NEW YORK — The Roosevelt Island Tramway recently celebrated its 40th anniversary.
The tramway, one of the more unique modes of transportation in the Big Apple, opened on May 17, 1976. Once planned as a temporary method of commuting, the tram quickly gained in popularity and is now a permanent fixture of the island and a symbol of the city itself.
More than 26 million people have used the tram, which runs along the north side of the Ed Koch Queensboro Bridge, since it opened. Until the Mississippi Aerial River Transit opened in May 1984, the Roosevelt Island Tramway was the sole commuter aerial tramway in North America.
“When it first began, people treated it like an attraction,” The New York Times quoted Judith Berdy, president of the Roosevelt Island Historical Society, as saying. “Everyone wanted to ride.”
Roosevelt Island sits in the middle of the East River and is five feet above sea level at its highest point. Home to roughly 11,600 residents, the island was used principally for hospitals from 1921 until 1971; the subway did not reach the island until October 1989.
The island was renamed for President Franklin D. Roosevelt in 1971. Four Freedoms Park, at the southern end of the island, is dedicated to a speech Roosevelt gave in January 1941.
The tram reaches 250 feet above the East River at its highest point. Trams travel upwards of 17.9 miles per hour along the 3,100-foot-line.
The tramway closed from March 1, 2010, until Nov. 30, 2010, to undergo a $25 million renovation project that upgraded and modernized the system. Today, the tram system’s two cars operate independently of one another and can each carry 110 people at a time.
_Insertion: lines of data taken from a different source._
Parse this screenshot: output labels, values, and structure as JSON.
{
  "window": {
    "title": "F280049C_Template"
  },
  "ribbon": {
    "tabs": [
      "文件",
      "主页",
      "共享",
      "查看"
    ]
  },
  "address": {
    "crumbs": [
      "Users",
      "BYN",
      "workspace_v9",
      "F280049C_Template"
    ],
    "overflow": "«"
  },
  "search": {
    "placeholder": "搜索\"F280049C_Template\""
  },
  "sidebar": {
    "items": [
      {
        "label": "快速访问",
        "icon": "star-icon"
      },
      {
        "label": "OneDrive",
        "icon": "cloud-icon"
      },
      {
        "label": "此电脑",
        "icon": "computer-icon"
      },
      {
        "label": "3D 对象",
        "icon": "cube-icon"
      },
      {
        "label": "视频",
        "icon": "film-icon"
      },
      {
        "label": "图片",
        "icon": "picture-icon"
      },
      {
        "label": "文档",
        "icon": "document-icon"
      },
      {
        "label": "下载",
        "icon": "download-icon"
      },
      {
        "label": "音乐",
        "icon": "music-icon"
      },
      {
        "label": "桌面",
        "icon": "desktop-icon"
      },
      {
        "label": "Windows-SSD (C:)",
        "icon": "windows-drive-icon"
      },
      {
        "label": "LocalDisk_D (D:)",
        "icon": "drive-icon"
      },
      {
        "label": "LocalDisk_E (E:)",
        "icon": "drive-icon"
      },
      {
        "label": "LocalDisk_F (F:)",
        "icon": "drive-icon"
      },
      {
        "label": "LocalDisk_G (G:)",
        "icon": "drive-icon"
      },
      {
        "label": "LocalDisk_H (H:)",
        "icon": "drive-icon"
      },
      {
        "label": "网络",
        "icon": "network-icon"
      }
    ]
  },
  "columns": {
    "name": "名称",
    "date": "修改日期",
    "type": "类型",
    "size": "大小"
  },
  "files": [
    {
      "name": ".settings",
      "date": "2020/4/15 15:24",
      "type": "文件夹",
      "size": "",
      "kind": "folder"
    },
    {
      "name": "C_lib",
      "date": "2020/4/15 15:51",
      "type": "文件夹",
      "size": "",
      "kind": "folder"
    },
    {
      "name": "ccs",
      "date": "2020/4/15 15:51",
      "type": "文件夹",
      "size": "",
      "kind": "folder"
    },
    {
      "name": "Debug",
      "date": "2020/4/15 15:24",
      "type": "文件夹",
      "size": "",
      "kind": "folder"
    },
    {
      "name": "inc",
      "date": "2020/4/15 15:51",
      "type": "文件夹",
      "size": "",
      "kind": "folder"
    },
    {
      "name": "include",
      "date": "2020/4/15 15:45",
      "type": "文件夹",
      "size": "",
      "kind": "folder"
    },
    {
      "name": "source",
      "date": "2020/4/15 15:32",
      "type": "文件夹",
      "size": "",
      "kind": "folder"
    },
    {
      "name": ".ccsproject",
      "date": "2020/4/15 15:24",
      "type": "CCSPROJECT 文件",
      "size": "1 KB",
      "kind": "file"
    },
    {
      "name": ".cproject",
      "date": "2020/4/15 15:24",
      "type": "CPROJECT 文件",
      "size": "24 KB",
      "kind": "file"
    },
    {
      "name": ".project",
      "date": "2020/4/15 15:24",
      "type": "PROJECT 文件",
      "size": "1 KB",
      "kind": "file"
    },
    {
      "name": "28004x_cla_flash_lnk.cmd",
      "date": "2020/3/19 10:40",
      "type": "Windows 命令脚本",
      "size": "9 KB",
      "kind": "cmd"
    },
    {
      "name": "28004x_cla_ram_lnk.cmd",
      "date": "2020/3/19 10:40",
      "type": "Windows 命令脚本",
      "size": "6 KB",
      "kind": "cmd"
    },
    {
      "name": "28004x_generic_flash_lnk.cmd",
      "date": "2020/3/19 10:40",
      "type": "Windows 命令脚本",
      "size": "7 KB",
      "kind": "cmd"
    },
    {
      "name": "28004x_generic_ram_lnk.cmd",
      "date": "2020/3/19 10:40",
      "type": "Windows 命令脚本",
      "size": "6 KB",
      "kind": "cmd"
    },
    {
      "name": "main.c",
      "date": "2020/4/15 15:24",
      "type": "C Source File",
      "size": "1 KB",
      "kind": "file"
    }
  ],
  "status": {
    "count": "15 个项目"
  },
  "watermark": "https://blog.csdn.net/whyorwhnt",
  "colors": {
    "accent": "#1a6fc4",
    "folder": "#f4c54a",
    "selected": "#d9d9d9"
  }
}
Though trams are not operated by the Metropolitan Transportation Authority, passengers must use the MTA MetroCard to board. Trams are operated by LPOA (Leitner-Poma of America) on behalf of the Roosevelt Island Operating Corp.